Cir. 2008) (internal quotation marks omitted). Imposing a
revocation sentence, "[a] district court is not required
to make specific findings; all that is generally required to
satisfy the appellate court is evidence that the district
court was aware of the relevant factors." Id.
a 24-month sentence, the district court said:
In determining what sentence to impose, I have carefully
considered the relevant guidelines and policy statements
issued by the United States Sentencing Commission. In doing
so, I have recognized that the range recommended by the
guidelines is advisory. As directed by 18 U.S.C. Section
3583(e), I have also considered the relevant factors
described in 18 U.S.C. Section 3553(a), including the nature
and circumstances of the offense; the history and
characteristics of the defendant; and the need to deter Mr.
Holt and others from committing crimes in the future; to
protect the public from Mr. Holt; to provide Mr. Holt with
needed care, treatment, and training; and to avoid
unwarranted disparities between Mr. Holt's sentence and
the sentences of defendants with similar records who have
been found guilty of similar conduct.
district court properly considered the relevant factors and
did not procedurally err in failing to explain its sentence.
believes his 24-month sentence (guidelines range 5 to 11
months) is substantively unreasonable. This court reviews
sentences for substantive reasonableness using an
abuse-of-discretion standard. Perkins, 526 F.3d at
1110. In denying Holt's request for probation, the court
[T]he federal government has invested in you just about
everything the government can invest in you, even up to the
Re-Entry Court Program where a federal judge is spending
extra time trying to help you to succeed. All that has
failed. Why would I at this point-tell me at this point why I
should invest any more of the government's resources to
try to help you when you don't want to help yourself.
I mean, I'm looking at this Rule 25. Okay? So to start
with I notice that you denied to the woman doing the
assessment that you used cocaine. It says you deny any use of
cocaine. I think all of your dirty UAs here in federal court
have all been for cocaine use, and yet here it says,
"Client denied any use of cocaine or crack." So how
are you going to get better when you're not even being
honest to the people you're going to see about getting
sentencing Holt above the guidelines, the court discussed his
lengthy criminal history, beginning "in 2005 for selling
crack." On his first period of supervised release,
"he was selling crack during most of the time" and
"also using drugs himself, missing drug tests, and
failing to cooperate with drug treatment programs."
After a period of unemployment, he again "was arrested
for selling crack" and sent back to prison.
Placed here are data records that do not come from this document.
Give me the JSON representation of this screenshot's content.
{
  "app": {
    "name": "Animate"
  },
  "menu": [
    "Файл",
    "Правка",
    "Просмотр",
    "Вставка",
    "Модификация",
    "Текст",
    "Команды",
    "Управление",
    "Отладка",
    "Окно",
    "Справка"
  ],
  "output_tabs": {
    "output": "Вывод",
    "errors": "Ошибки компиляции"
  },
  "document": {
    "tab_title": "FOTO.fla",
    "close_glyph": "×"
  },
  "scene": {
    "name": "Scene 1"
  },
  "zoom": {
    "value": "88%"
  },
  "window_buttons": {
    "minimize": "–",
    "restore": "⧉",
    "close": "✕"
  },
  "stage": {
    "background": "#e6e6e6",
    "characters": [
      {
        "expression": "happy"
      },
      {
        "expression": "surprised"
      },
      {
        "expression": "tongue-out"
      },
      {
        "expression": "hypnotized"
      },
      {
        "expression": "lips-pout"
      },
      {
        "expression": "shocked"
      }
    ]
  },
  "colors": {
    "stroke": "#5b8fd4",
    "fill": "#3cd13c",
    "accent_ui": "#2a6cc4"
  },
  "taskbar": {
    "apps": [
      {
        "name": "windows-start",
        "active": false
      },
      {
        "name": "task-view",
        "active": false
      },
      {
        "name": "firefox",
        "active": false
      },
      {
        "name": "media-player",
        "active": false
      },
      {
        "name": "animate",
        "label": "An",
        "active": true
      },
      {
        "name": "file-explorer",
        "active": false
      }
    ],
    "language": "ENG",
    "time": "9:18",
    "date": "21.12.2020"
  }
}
On release,
"[h]e did not make it even four days before he used
cocaine, and he did not make it even five days before he
skipped his first drug test." The district court noted
that for his first violation, it "treated him leniently,
merely modifying his conditions of release to include 90 days
of home detention with electronic monitoring." He
responded "by using cocaine while he was on home
detention for using cocaine." After nine more months in
prison, he again violated his conditions of release numerous
times, missing drug tests, using cocaine, skipping
court-required sessions, and failing to report to his
probation officer. Given his lengthy history of illegal
activity and ...